Joseph Epstein

In his 1928 essay “The Critic Who Does Not Exist,” Edmund Wilson asked a question that was pleading to be asked: “How is it possible for our reviewing to remain so puerile?” He then offered this typically Wilsonian observation: “When a new book of American poetry or a novel or other work of belles lettres appears, one gets the impression that it is simply given to almost any well-intentioned (but not even necessarily literate) person who happens to present himself; and this person then describes in a review his emotions upon reading the book.”
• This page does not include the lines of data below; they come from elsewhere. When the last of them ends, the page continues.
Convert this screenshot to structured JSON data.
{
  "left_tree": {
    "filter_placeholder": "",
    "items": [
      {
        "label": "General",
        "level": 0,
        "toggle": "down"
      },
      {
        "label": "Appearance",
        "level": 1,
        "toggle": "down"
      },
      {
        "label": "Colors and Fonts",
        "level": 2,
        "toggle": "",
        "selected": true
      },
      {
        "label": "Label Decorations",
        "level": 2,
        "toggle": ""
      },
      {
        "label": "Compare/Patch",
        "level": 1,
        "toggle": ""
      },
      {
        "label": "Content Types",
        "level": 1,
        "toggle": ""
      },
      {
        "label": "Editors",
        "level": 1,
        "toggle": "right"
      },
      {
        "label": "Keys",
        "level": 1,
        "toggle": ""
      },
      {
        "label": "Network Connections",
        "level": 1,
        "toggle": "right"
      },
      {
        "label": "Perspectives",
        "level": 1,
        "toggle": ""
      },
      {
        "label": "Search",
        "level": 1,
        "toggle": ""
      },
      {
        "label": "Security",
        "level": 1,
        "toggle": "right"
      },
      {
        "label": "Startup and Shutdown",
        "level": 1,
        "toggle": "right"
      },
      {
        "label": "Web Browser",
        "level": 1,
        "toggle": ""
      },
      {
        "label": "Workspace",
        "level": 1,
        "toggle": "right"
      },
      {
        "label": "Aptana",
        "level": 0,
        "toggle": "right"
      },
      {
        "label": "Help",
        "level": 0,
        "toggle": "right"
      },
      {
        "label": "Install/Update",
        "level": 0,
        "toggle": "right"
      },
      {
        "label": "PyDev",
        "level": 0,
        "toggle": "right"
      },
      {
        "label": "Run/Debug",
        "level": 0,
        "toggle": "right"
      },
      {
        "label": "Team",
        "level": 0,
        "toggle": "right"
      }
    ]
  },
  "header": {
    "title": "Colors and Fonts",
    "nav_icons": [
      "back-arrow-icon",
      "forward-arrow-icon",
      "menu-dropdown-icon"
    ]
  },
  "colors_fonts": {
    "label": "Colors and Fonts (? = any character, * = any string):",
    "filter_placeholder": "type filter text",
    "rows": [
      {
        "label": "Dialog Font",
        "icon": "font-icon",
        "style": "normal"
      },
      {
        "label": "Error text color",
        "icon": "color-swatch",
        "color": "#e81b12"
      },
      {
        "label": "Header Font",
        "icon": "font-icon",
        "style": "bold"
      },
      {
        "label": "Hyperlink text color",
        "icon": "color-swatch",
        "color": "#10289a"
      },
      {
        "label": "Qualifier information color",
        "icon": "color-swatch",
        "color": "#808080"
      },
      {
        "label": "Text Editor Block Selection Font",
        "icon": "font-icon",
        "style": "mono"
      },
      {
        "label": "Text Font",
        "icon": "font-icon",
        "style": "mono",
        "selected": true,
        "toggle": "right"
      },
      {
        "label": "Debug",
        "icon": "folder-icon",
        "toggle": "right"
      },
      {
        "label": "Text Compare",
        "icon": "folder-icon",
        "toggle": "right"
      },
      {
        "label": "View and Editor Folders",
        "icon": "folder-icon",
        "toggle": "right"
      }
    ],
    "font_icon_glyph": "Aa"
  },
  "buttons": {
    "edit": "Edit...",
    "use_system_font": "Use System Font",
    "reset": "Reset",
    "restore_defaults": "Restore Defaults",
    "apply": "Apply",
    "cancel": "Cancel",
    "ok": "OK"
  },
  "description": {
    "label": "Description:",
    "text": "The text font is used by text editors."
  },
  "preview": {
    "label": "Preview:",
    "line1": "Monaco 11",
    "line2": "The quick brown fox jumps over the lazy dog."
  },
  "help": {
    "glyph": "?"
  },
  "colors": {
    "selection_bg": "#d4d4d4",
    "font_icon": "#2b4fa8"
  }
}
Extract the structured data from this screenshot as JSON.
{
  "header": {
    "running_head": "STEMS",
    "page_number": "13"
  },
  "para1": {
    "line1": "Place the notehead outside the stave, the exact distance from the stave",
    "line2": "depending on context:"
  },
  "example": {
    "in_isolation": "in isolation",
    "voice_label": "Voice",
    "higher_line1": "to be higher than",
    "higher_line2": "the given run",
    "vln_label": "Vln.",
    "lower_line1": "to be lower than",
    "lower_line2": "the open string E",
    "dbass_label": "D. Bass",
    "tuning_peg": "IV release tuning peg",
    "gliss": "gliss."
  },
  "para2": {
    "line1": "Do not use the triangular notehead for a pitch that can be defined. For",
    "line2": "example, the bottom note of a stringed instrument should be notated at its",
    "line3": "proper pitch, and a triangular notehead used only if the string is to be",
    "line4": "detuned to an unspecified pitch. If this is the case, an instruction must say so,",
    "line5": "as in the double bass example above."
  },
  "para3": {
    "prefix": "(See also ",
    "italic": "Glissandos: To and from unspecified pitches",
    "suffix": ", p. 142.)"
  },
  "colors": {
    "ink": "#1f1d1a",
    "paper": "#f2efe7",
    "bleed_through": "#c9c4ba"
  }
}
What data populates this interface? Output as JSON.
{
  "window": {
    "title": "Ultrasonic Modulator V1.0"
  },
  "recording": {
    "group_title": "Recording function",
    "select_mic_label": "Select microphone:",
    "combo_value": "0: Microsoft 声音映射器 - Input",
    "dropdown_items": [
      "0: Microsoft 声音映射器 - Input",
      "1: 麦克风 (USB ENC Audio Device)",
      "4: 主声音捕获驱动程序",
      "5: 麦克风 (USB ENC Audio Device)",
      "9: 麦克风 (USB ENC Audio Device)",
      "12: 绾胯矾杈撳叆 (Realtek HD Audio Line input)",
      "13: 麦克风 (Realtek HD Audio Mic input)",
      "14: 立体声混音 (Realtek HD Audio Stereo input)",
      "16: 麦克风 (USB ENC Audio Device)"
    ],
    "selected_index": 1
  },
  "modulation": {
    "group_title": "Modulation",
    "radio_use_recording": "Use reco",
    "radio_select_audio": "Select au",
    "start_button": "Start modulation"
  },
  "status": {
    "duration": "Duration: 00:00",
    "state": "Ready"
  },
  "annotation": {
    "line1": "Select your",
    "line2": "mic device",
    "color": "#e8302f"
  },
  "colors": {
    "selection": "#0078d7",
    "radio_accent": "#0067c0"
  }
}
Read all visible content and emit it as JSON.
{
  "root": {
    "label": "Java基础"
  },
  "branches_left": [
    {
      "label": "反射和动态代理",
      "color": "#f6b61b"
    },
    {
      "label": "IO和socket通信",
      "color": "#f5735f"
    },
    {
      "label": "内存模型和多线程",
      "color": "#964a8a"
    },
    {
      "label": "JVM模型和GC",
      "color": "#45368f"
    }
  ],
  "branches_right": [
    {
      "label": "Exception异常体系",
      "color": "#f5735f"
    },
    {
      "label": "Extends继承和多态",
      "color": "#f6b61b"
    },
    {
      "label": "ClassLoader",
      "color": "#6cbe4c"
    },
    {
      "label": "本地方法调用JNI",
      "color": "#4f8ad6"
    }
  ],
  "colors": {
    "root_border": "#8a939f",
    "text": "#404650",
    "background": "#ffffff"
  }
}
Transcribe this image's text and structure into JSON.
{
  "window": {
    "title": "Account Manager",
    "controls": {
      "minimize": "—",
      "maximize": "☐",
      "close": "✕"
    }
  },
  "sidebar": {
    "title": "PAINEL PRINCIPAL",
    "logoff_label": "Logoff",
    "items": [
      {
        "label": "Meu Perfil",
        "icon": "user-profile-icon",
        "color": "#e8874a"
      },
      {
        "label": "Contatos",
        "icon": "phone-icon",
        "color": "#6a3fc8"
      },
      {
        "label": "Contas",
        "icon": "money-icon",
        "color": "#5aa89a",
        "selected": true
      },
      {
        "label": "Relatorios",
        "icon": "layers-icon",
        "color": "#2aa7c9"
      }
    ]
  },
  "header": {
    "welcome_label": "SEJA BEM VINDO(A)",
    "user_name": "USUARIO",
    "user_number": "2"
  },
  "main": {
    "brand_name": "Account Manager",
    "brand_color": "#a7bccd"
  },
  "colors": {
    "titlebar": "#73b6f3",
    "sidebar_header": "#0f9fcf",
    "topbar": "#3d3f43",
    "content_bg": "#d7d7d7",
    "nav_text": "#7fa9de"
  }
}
If that was true in 1928, glance around to see how much truer it is now. The average reviewer’s idea o ...